ORIGINAL MIDDLE ENGLISH: Vndo þi dore, my spuse dere, Allas! wy stond i loken out here? fre am i þi make. Loke mi lokkes & ek myn heued & al my bodi with blod be-weued For þi sake. Allas! allas! heuel haue i sped, For senne iesu is fro me fled, Mi trewe fere. With-outen my gate he stant alone, Sorfuliche he maket his mone On his manere. Lord, for senne i sike sore, Forʒef & i ne wil no more, With al my mith senne i forsake, & opne myn herte þe inne to take. For þin herte is clouen oure loue to kecchen, Þi loue is chosen vs alle to fecchen; Mine herte it þerlede ʒef i wer kende, Þi suete loue to hauen in mende. Perce myn herte with þi louengge, Þat in þe i haue my duellingge. Amen.
MODERN ENGLISH TRANSLATION: “Undo thy door, my spouse dear, Alas! why stand I locked out here? For I am thy mate. Look, my locks and also my head And all my body with blood bedewed, For thy sake.” “Alas! alas! evil have I sped, For sin Jesus is from me fled, My true companion. Without my gate he standeth alone, Sorrowfully he maketh his moan In his manner.” Lord, for sin I sigh sore, Forgive, and I’ll do so no more, With all my might I forsake my sin, And open my heart to take thee in. For thy heart is cleft our love to catch, Thy love has chosen us all to fetch; My heart it pierced if I were kind, Thy sweet love to have in mind. Pierce my heart with thy loving, That in thee I may have my dwelling. Amen.
This poem appears in the 1372 “commonplace book” of the Franciscan friar John of Grimestone, who lived in Norfolk, England. Commonplace books were notebooks used to gather quotations and literary excerpts, with entries typically organized under subject headings. Preachers often kept them for homiletic purposes, gathering potential material for sermons. Grimestone’s is remarkable because it includes, in addition to much Latin material, 239 poems in Middle English. (English friars at the time regularly used vernacular religious verse in their sermons.) It is unknown whether Grimestone composed these verses himself or merely compiled them; likely, it is some combination. The first two stanzas of this particular poem are found, transposed, in another manuscript from almost a century earlier.
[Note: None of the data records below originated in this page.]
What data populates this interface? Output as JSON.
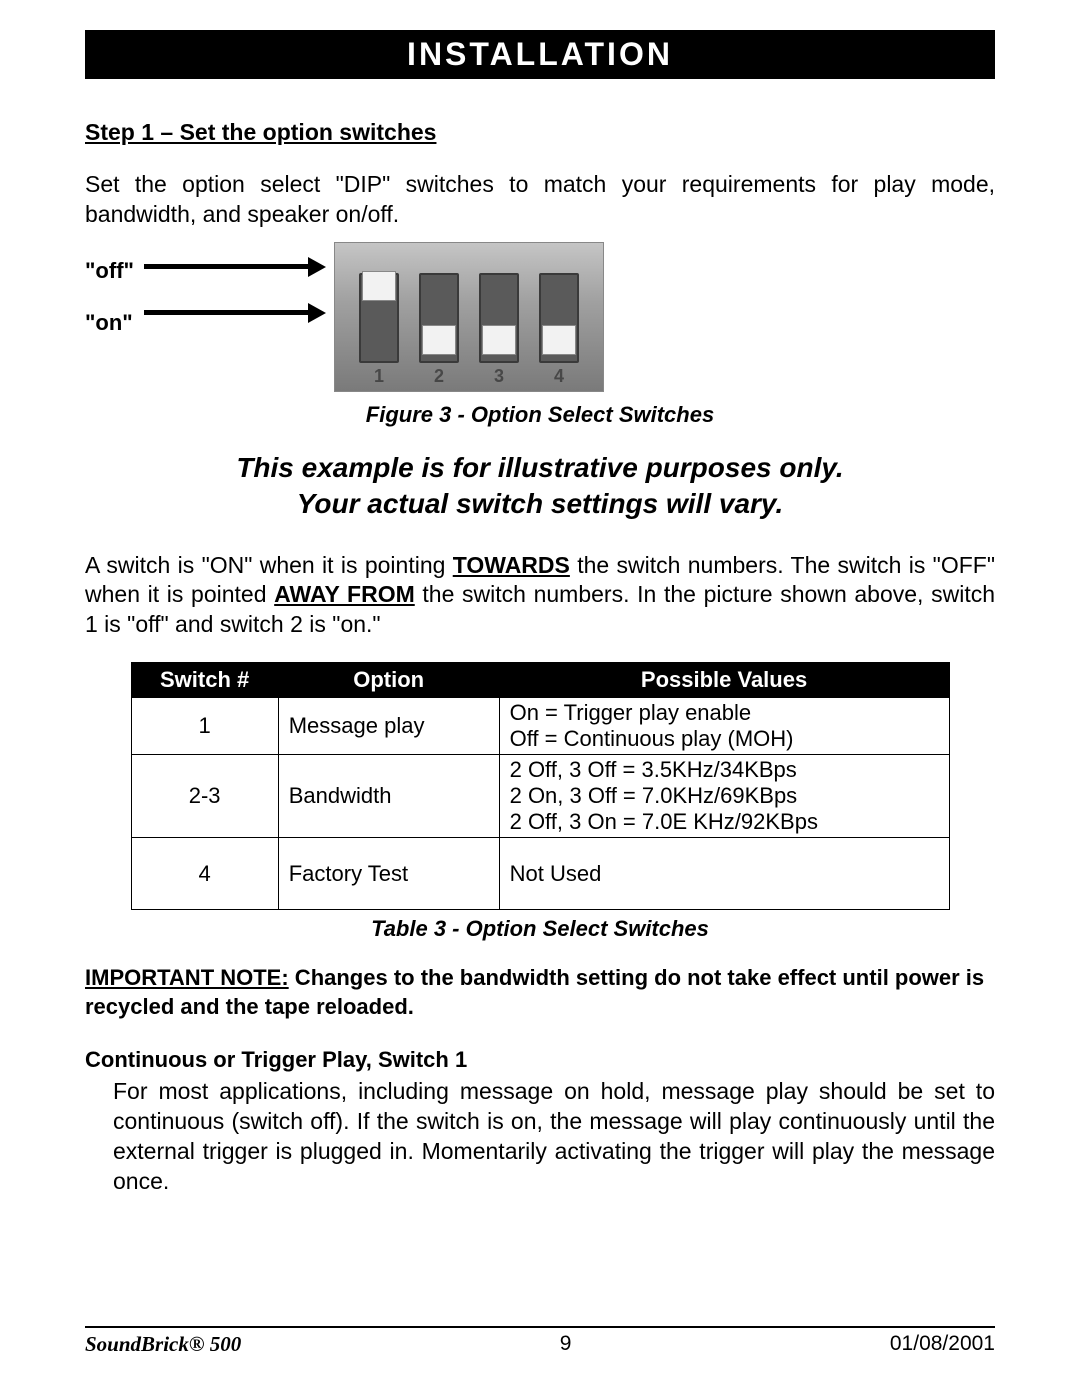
{
  "banner": "INSTALLATION",
  "step1": {
    "heading": "Step 1 – Set the option switches",
    "intro": "Set the option select \"DIP\" switches to match your requirements for play mode, bandwidth, and speaker on/off.",
    "label_off": "\"off\"",
    "label_on": "\"on\"",
    "figure_caption": "Figure 3 - Option Select Switches",
    "illustrative_line1": "This example is for illustrative purposes only.",
    "illustrative_line2": "Your actual switch settings will vary.",
    "switch_desc_pre": "A switch is \"ON\" when it is pointing ",
    "towards": "TOWARDS",
    "switch_desc_mid": " the switch numbers. The switch is \"OFF\" when it is pointed ",
    "away_from": "AWAY FROM",
    "switch_desc_post": " the switch numbers. In the picture shown above, switch 1 is \"off\" and switch 2 is \"on.\"",
    "table": {
      "headers": [
        "Switch #",
        "Option",
        "Possible Values"
      ],
      "rows": [
        {
          "num": "1",
          "option": "Message play",
          "values_html": [
            "On = Trigger play enable",
            "Off = Continuous play (MOH)"
          ]
        },
        {
          "num": "2-3",
          "option": "Bandwidth",
          "values_html": [
            "2 Off, 3 Off = 3.5KHz/34KBps",
            "2 On, 3 Off = 7.0KHz/69KBps",
            "2 Off, 3 On = 7.0E KHz/92KBps"
          ]
        },
        {
          "num": "4",
          "option": "Factory Test",
          "values_html": [
            "Not Used"
          ]
        }
      ]
    },
    "table_caption": "Table 3 - Option Select Switches",
    "important_label": "IMPORTANT NOTE:",
    "important_text": "  Changes to the bandwidth setting do not take effect until power is recycled and the tape reloaded.",
    "continuous_heading": "Continuous or Trigger Play, Switch 1",
    "continuous_body": "For most applications, including message on hold, message play should be set to continuous (switch off).  If the switch is on, the message will play continuously until the external trigger is plugged in.  Momentarily activating the trigger will play the message once."
  },
  "footer": {
    "product": "SoundBrick® 500",
    "page": "9",
    "date": "01/08/2001"
  },
  "dip": {
    "positions": [
      "up",
      "down",
      "down",
      "down"
    ],
    "numbers": [
      "1",
      "2",
      "3",
      "4"
    ]
  }
}
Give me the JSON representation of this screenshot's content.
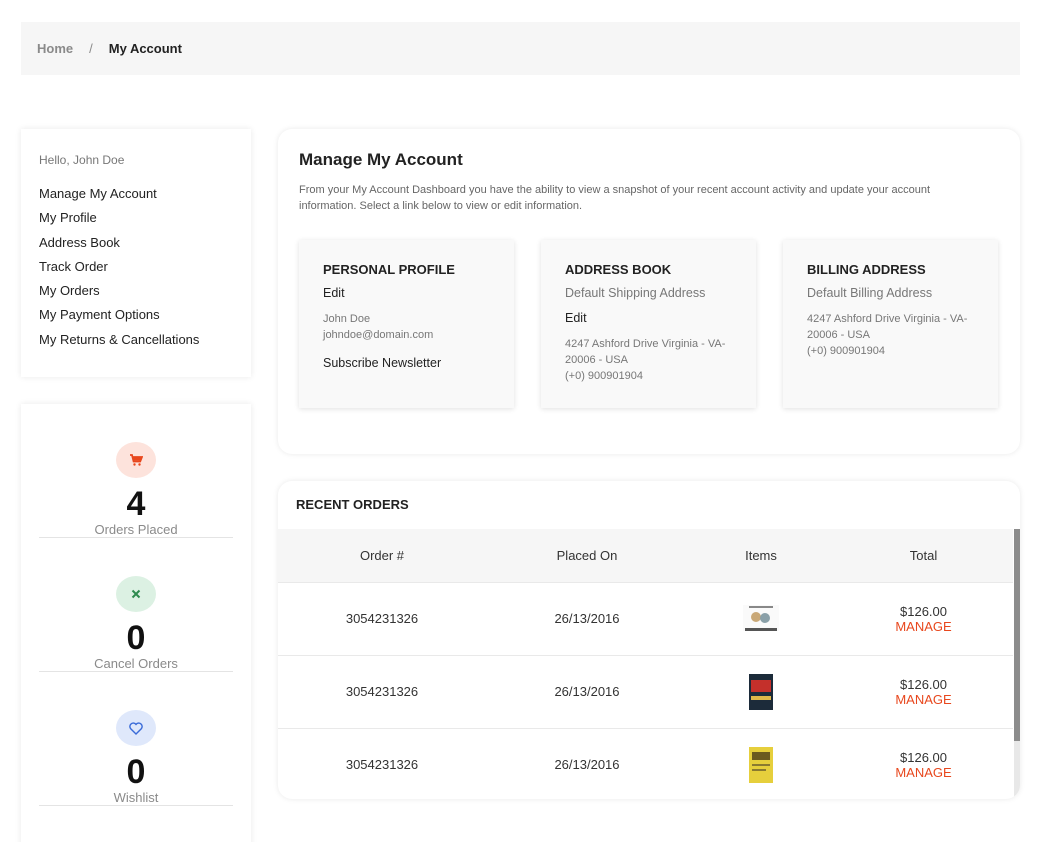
{
  "breadcrumb": {
    "home": "Home",
    "separator": "/",
    "current": "My Account"
  },
  "sidebar": {
    "greeting": "Hello, John Doe",
    "items": [
      {
        "label": "Manage My Account"
      },
      {
        "label": "My Profile"
      },
      {
        "label": "Address Book"
      },
      {
        "label": "Track Order"
      },
      {
        "label": "My Orders"
      },
      {
        "label": "My Payment Options"
      },
      {
        "label": "My Returns & Cancellations"
      }
    ]
  },
  "stats": [
    {
      "icon": "cart-icon",
      "value": "4",
      "label": "Orders Placed",
      "color": "#e8471d",
      "bg": "#fde3dc"
    },
    {
      "icon": "close-icon",
      "value": "0",
      "label": "Cancel Orders",
      "color": "#2e8b4f",
      "bg": "#dcf1e3"
    },
    {
      "icon": "heart-icon",
      "value": "0",
      "label": "Wishlist",
      "color": "#3a6bd8",
      "bg": "#dfe8fb"
    }
  ],
  "manage": {
    "title": "Manage My Account",
    "description": "From your My Account Dashboard you have the ability to view a snapshot of your recent account activity and update your account information. Select a link below to view or edit information.",
    "profile": {
      "title": "PERSONAL PROFILE",
      "edit": "Edit",
      "name": "John Doe",
      "email": "johndoe@domain.com",
      "newsletter": "Subscribe Newsletter"
    },
    "address": {
      "title": "ADDRESS BOOK",
      "subtitle": "Default Shipping Address",
      "edit": "Edit",
      "line1": "4247 Ashford Drive Virginia - VA-",
      "line2": "20006 - USA",
      "phone": "(+0) 900901904"
    },
    "billing": {
      "title": "BILLING ADDRESS",
      "subtitle": "Default Billing Address",
      "line1": "4247 Ashford Drive Virginia - VA-",
      "line2": "20006 - USA",
      "phone": "(+0) 900901904"
    }
  },
  "orders": {
    "title": "RECENT ORDERS",
    "headers": [
      "Order #",
      "Placed On",
      "Items",
      "Total"
    ],
    "rows": [
      {
        "id": "3054231326",
        "date": "26/13/2016",
        "total": "$126.00",
        "action": "MANAGE"
      },
      {
        "id": "3054231326",
        "date": "26/13/2016",
        "total": "$126.00",
        "action": "MANAGE"
      },
      {
        "id": "3054231326",
        "date": "26/13/2016",
        "total": "$126.00",
        "action": "MANAGE"
      }
    ]
  },
  "accent": "#e8471d"
}
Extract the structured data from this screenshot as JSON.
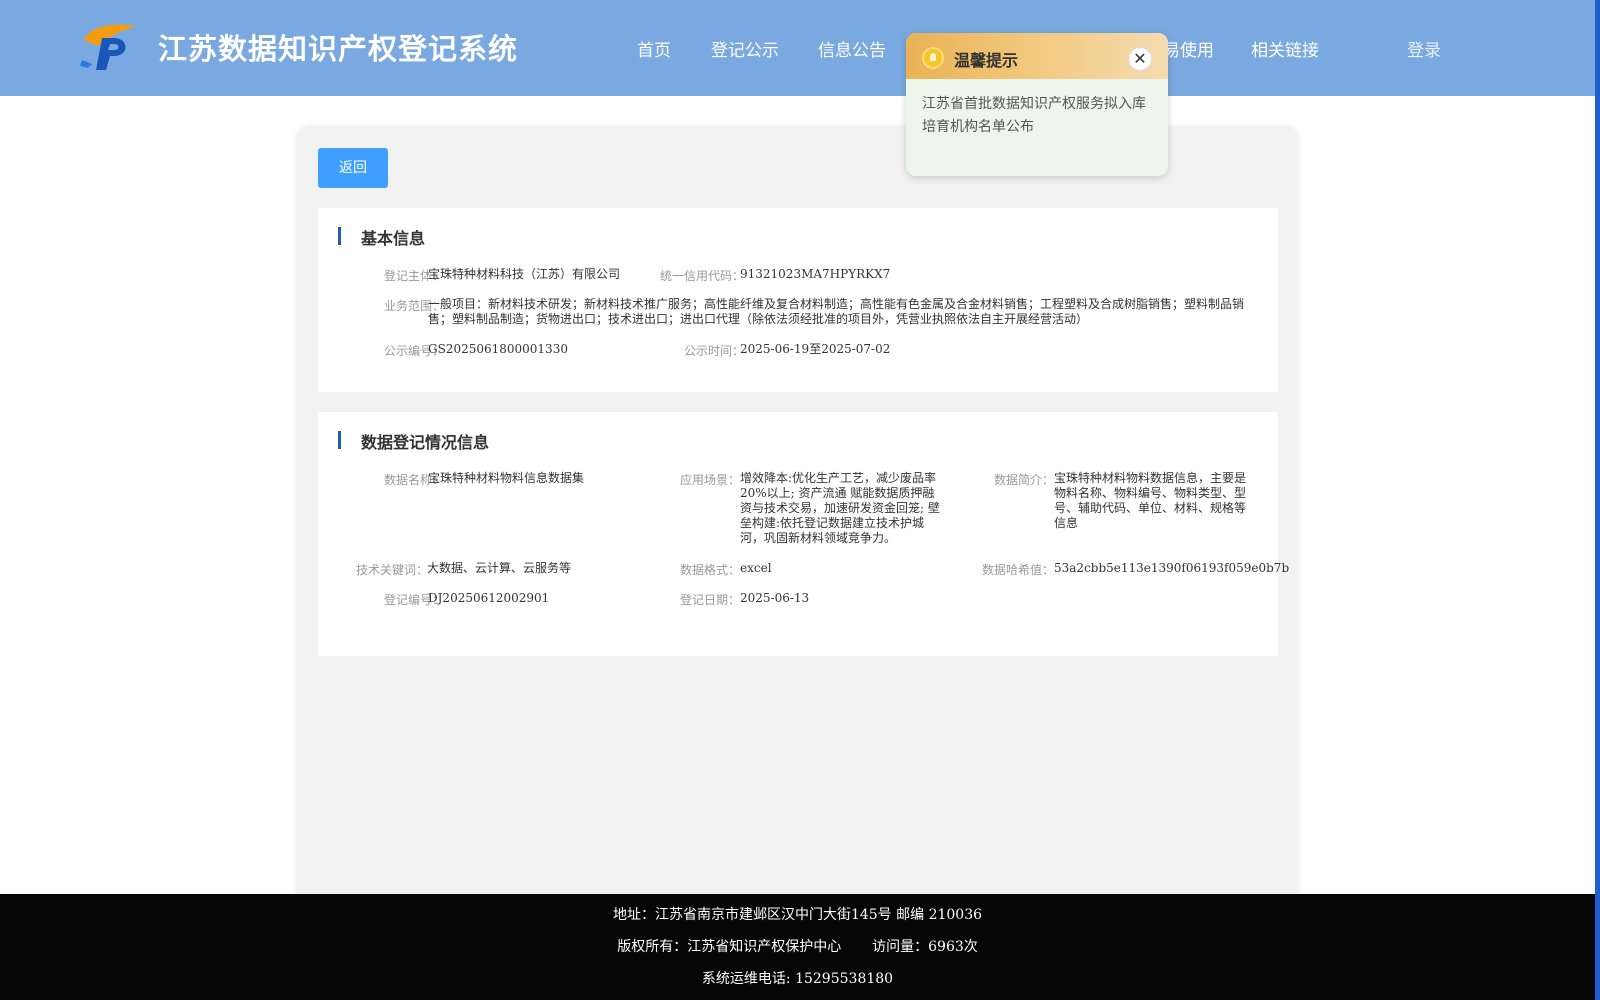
{
  "header": {
    "site_title": "江苏数据知识产权登记系统",
    "logo_icon": "jp-logo-icon",
    "nav": [
      "首页",
      "登记公示",
      "信息公告",
      "易使用",
      "相关链接"
    ],
    "login": "登录",
    "colors": {
      "header_bg": "#79a9e0",
      "accent_strip": "#1e5fcc"
    }
  },
  "popup": {
    "title": "温馨提示",
    "icon": "lightbulb-icon",
    "close_icon": "close-icon",
    "close_glyph": "✕",
    "message": "江苏省首批数据知识产权服务拟入库培育机构名单公布"
  },
  "main": {
    "back_button": "返回",
    "colors": {
      "button": "#409eff",
      "section_bar": "#1f5ea8"
    },
    "basic": {
      "title": "基本信息",
      "subject_label": "登记主体：",
      "subject": "宝珠特种材料科技（江苏）有限公司",
      "credit_label": "统一信用代码：",
      "credit": "91321023MA7HPYRKX7",
      "scope_label": "业务范围：",
      "scope": "一般项目：新材料技术研发；新材料技术推广服务；高性能纤维及复合材料制造；高性能有色金属及合金材料销售；工程塑料及合成树脂销售；塑料制品销售；塑料制品制造；货物进出口；技术进出口；进出口代理（除依法须经批准的项目外，凭营业执照依法自主开展经营活动）",
      "pub_no_label": "公示编号：",
      "pub_no": "GS2025061800001330",
      "pub_time_label": "公示时间：",
      "pub_time": "2025-06-19至2025-07-02"
    },
    "registration": {
      "title": "数据登记情况信息",
      "name_label": "数据名称：",
      "name": "宝珠特种材料物料信息数据集",
      "scene_label": "应用场景：",
      "scene": "增效降本:优化生产工艺，减少废品率20%以上; 资产流通 赋能数据质押融资与技术交易，加速研发资金回笼; 壁垒构建:依托登记数据建立技术护城河，巩固新材料领域竞争力。",
      "intro_label": "数据简介：",
      "intro": "宝珠特种材料物料数据信息，主要是物料名称、物料编号、物料类型、型号、辅助代码、单位、材料、规格等信息",
      "keywords_label": "技术关键词：",
      "keywords": "大数据、云计算、云服务等",
      "format_label": "数据格式：",
      "format": "excel",
      "hash_label": "数据哈希值：",
      "hash": "53a2cbb5e113e1390f06193f059e0b7b",
      "reg_no_label": "登记编号：",
      "reg_no": "DJ20250612002901",
      "reg_date_label": "登记日期：",
      "reg_date": "2025-06-13"
    }
  },
  "footer": {
    "address": "地址：江苏省南京市建邺区汉中门大街145号 邮编 210036",
    "copyright": "版权所有：江苏省知识产权保护中心",
    "visits": "访问量：6963次",
    "hotline": "系统运维电话: 15295538180"
  }
}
Grimestone revised them slightly and added the third stanza.
Belonging to the Christ-as-lover tradition, “Undo thy door” is based primarily on Song of Solomon 5:2, cited in Grimestone’s manuscript: “I sleep, but my heart waketh: it is the voice of my beloved that knocketh, saying, Open to me, my sister, my love, my dove, my undefiled: for my head is filled with dew, and my locks with the drops of the night.” In a clever interpretation of the Old Testament source, the poet imagines the dewdrops on the Beloved’s brow as blood, thus identifying him with the thorn-crowned Christ. His bride is the human soul. Revelation 3:20 is provided as a further gloss by Grimestone: Jesus says, “Behold, I stand at the door, and knock: if any man hear my voice, and open the door, I will come in to him, and will sup with him, and he with me.”
So in the poem, the speaker is keeping company with sin and has locked out her true lover, Christ. Christ stands at the gate of her heart and implores her with great ardor to let him in and to send sin packing. Wet with the wounds of sacrifice, tokens of his love, he is persistent in his longing for her.
Christ’s entreaties provide the impetus for the speaker’s repentance, expressed in the final stanza, which changes awkwardly in form and meter. His love has pierced her to the core, undoing her resistance. She resolves to break the sin-lock—to turn away from wrongful deeds—and answer Christ’s call so that they can enjoy sweet union together, dwelling in one another’s love. It was his heart that opened first—it was cleft by the centurion’s spear as he hung on the cross—and she is compelled to respond with similar openness, receiving what he has given, requiting his desire.
This poem is #6108 in the Digital Index of Middle English Verse. It is preserved in Edinburgh, National Library of Scotland, Adv.MS.18.7.21, fol. 121v. A shorter, earlier version, from the late thirteenth century, appears in London, Lambeth Palace Library 557, fol. 185v.
Middle English transcription: Carleton Brown, ed., Religious Lyrics of the XIVth Century (Oxford: Clarendon Press, 1924), 86
Modern English translation: David C. Fowler, The Bible in Middle English Literature (Seattle: University of Washington Press, 1984), 85–86
For further reading, see chapters 4–5 of Siegfried Wenzel, Preachers, Poets, and the Early English Lyric (Princeton, NJ: Princeton University Press, 1986), especially pages 140–41; and chapter 7, “The Theme of Christ the Lover-Knight in Medieval English Literature,” in Rosemary Woolf, Art and Doctrine: Essays on Medieval English Literature (London: The Hambledon Press, 1986), especially pages 109–10.